Ever wondered what a cranberry farm really looks like? Besides what you see on those Ocean Spray commercials?
While Kaitlin and I were up in the Northwoods of Wisconsin, we stopped here for a tour and some cranberries. It was a pretty sweet, (well, tart really), detour.
See these trucks? Notice how they are FULL of cranberries? And this is only one of many full truckloads that will be loaded that day. I’ve never seen so many berries all at once.
This here is the flower bud that will eventually turn into a berry. Each small stem carries only one berry, and yet think about how many they actually harvest! I would tell you if only I remembered, so just use your imagination.
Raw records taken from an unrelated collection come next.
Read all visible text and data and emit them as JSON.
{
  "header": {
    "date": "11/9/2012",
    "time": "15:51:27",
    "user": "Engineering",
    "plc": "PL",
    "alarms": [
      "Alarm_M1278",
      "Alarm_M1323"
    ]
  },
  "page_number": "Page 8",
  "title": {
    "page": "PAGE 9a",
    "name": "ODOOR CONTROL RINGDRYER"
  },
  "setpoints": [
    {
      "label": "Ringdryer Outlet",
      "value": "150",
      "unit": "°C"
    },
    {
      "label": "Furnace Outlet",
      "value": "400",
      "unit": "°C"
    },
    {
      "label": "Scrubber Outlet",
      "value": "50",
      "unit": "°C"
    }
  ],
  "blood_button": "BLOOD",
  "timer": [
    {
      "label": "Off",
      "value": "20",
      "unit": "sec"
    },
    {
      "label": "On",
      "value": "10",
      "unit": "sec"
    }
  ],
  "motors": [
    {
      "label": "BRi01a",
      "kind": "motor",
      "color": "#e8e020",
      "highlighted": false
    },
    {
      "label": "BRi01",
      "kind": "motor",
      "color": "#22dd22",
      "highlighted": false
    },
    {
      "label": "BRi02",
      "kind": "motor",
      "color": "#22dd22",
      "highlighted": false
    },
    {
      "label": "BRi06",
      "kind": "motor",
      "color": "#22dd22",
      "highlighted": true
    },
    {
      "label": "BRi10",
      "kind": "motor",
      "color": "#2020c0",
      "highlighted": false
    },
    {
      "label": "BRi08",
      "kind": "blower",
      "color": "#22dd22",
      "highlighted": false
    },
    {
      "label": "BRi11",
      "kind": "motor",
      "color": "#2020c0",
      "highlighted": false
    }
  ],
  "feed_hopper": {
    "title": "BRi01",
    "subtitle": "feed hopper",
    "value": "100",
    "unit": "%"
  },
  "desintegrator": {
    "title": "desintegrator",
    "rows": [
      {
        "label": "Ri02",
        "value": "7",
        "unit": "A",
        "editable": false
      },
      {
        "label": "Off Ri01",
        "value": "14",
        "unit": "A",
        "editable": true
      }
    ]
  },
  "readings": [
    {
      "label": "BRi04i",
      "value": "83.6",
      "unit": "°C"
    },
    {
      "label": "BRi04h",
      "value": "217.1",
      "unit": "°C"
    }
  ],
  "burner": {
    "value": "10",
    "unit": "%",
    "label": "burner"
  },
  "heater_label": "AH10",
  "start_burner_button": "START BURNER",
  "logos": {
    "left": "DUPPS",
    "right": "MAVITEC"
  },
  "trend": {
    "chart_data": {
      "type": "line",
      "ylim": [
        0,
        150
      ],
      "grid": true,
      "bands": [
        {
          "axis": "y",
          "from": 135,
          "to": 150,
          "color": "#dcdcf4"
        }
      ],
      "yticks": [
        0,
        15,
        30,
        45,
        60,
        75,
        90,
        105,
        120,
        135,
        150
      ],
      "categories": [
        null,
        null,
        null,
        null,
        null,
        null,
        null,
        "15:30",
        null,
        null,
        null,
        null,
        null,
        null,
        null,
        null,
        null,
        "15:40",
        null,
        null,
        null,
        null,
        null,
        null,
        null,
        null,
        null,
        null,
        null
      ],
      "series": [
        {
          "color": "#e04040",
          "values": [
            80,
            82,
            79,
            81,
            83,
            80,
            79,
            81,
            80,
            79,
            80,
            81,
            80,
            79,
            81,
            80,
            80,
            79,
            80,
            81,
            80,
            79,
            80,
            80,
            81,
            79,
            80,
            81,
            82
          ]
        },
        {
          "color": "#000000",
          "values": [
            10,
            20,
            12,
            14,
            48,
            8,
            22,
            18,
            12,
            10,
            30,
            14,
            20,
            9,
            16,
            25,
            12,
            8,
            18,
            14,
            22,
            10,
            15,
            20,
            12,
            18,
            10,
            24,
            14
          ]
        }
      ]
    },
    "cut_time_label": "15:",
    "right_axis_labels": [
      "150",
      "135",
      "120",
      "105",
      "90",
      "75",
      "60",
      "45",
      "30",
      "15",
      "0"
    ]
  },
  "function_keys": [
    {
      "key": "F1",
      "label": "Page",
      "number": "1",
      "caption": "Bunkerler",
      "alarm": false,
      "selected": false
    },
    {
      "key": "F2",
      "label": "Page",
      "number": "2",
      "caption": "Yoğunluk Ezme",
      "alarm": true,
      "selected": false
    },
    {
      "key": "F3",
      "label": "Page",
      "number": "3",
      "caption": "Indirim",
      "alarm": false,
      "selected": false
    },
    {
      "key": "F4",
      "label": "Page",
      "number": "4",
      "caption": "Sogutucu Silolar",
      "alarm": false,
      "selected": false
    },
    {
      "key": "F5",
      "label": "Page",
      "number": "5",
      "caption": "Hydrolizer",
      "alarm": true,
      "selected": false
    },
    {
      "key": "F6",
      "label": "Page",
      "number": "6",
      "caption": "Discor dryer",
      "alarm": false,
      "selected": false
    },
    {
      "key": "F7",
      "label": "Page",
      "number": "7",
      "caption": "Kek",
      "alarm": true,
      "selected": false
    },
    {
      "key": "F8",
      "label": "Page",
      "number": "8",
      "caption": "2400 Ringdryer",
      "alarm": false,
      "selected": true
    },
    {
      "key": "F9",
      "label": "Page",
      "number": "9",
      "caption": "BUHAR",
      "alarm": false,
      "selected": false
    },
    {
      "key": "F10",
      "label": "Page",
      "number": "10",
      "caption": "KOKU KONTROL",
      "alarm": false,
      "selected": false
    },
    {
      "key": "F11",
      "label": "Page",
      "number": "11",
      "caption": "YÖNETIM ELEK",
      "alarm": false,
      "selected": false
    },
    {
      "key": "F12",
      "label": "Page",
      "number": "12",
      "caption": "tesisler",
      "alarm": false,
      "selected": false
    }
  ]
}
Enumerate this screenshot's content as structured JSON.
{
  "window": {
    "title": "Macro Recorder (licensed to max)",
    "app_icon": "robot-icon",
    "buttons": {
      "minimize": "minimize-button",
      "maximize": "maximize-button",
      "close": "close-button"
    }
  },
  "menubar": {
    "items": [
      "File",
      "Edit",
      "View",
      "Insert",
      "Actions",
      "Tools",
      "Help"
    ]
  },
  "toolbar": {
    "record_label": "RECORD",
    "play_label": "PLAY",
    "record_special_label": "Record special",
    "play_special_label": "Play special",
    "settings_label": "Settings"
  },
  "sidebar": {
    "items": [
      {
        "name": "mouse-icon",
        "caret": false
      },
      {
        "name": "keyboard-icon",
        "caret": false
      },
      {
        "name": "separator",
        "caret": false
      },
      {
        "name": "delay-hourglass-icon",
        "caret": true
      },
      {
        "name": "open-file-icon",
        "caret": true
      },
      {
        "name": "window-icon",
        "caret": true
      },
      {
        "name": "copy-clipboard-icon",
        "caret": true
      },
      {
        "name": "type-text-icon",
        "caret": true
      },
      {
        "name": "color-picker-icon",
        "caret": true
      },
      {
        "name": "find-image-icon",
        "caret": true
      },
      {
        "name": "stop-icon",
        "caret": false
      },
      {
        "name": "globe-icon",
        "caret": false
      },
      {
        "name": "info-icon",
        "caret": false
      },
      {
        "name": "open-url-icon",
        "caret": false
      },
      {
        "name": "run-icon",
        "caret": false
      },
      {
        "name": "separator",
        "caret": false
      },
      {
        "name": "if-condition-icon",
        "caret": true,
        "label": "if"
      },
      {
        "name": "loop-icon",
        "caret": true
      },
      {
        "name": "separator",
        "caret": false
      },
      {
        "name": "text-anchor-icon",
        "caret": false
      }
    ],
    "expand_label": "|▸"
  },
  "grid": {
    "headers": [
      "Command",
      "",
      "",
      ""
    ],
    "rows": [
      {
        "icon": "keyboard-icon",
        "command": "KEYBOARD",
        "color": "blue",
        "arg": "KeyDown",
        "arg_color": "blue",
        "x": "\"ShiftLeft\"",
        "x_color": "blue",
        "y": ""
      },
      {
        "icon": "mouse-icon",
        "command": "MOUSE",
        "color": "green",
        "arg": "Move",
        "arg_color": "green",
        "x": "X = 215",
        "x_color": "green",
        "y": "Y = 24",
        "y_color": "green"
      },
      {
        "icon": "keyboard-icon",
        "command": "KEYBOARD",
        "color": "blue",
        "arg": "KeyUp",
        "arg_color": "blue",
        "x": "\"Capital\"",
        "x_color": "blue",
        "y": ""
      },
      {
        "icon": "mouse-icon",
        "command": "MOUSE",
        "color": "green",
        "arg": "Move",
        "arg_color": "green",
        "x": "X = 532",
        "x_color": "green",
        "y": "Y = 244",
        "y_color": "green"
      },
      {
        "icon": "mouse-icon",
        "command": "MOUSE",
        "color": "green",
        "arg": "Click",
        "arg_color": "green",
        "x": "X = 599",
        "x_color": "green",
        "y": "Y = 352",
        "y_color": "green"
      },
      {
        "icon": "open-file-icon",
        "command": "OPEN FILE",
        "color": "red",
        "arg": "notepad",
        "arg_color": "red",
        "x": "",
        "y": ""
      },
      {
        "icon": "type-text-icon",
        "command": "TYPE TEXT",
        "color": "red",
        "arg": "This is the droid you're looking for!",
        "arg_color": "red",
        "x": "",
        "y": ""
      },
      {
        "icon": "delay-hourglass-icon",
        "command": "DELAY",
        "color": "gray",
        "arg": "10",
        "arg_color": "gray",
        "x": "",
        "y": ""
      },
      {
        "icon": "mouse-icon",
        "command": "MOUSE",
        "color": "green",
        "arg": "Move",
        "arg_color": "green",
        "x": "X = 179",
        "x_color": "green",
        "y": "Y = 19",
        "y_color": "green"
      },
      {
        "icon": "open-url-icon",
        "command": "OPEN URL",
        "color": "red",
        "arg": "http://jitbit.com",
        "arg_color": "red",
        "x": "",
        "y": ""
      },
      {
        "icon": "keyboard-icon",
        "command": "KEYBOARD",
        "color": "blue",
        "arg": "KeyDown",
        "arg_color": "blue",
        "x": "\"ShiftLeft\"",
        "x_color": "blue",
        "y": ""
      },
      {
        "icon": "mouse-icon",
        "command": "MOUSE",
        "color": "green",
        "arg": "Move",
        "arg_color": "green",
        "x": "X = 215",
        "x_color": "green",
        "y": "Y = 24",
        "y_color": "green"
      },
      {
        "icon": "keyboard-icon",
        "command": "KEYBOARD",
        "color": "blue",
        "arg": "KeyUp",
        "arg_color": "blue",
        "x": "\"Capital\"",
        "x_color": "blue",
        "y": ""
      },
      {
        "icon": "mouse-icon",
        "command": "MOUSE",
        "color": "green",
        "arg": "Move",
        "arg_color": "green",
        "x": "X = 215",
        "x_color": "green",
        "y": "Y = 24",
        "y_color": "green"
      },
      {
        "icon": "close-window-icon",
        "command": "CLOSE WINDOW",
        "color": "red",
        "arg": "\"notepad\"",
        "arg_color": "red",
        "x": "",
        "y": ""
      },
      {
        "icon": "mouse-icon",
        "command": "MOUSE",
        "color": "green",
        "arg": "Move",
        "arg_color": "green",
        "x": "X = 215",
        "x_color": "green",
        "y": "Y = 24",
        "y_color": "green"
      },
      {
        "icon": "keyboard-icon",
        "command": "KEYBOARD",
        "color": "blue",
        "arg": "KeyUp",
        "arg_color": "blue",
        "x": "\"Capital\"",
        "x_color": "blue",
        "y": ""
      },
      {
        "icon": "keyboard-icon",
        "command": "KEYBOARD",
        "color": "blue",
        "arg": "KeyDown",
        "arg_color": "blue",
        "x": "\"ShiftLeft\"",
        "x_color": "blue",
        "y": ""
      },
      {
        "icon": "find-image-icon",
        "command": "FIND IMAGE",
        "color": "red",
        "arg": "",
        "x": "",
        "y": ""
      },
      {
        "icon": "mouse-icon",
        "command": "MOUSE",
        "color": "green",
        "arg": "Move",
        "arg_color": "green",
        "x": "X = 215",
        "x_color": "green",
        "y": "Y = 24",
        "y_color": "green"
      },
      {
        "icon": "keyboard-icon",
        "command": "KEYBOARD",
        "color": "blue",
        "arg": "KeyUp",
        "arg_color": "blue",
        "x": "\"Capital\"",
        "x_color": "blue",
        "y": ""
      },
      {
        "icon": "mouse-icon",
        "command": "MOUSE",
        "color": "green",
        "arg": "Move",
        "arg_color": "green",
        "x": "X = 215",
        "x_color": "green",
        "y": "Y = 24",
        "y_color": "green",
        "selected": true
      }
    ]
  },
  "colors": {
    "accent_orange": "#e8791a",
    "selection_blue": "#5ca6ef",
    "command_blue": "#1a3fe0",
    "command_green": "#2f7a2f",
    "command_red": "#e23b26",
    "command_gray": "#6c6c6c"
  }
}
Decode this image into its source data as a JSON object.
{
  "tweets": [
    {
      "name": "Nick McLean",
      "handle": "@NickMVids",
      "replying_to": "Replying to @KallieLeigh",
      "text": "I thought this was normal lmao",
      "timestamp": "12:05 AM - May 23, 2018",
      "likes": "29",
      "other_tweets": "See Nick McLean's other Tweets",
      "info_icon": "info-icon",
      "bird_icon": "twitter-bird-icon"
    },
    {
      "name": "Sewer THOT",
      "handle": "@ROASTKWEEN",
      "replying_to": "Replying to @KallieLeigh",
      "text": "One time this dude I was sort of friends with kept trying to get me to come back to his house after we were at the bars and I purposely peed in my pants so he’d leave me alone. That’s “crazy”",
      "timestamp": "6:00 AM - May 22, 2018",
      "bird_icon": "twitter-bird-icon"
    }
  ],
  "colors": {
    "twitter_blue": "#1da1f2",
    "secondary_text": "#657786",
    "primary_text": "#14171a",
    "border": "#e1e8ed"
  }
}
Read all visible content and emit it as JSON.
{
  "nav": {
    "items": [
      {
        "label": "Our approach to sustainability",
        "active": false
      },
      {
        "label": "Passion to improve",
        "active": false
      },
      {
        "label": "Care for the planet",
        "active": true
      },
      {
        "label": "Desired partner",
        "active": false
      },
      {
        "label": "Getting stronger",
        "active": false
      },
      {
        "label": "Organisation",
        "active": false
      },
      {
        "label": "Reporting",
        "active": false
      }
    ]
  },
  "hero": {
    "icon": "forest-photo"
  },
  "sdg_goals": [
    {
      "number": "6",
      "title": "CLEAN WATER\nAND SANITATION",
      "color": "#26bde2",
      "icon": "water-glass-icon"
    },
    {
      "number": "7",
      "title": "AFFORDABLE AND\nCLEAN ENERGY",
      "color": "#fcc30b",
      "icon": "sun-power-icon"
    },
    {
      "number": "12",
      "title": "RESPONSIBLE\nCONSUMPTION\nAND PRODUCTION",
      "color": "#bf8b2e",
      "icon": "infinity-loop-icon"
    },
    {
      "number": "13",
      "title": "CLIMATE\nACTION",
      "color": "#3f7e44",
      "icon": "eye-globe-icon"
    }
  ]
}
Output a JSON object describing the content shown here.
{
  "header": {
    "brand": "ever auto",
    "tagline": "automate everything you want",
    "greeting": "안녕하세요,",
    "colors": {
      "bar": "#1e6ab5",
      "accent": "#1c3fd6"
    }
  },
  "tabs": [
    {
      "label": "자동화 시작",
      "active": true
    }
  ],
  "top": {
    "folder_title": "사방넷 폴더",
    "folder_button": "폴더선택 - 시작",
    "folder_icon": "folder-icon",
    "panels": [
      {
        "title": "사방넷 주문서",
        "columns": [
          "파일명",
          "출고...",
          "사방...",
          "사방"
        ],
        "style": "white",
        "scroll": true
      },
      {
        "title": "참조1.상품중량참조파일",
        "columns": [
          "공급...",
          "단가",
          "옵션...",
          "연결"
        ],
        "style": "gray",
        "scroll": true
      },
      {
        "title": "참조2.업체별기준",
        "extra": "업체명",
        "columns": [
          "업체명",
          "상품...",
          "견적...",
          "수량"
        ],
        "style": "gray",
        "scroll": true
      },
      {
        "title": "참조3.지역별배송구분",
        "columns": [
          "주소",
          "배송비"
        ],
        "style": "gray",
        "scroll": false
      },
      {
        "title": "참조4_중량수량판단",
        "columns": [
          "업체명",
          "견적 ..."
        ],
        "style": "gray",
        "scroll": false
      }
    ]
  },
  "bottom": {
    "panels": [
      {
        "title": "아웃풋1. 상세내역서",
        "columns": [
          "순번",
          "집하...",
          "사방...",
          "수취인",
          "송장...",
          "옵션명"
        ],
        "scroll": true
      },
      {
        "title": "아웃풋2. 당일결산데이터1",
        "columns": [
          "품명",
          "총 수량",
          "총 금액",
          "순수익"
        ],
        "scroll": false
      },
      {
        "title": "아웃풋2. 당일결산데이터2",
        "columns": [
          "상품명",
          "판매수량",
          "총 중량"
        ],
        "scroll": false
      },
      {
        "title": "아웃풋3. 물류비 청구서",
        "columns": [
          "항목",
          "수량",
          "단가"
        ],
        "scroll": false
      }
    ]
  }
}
And contrary to what some assume, cranberries do not grow under water. The farmers just fill the beds of cranberry plants at harvest time, then rake through the branches, loosening all of the berries, which float to the top of the water. This harvesting technique must have been a real game changer in the world of cranberry production.
And who would’ve thunk? The reason cranberries float is because they have air pockets at their core. Did I mention how educational this little field trip was? It was great.
Then these tractors shoot water at the berries, herding them toward the edges of the beds.
Once they are collected, the men don their overalls and power up the cranberry sucking-sorting-cleaning machine.
These guys were hard at work but had high spirits, joking around and doing kung fu kicks in the knee high water.
Between Kaitlin and I, we left that farm with over six pounds of cranberries. And for someone who never really gave much thought to the little tart red fruit, I was excited to experiment. Though my kind of experiments usually involve mixing in butter and sugar. No harm in that though, right? Maybe even zest things up with a little lemon? Now we’re talkin’.
That’s what I call “farm to table”.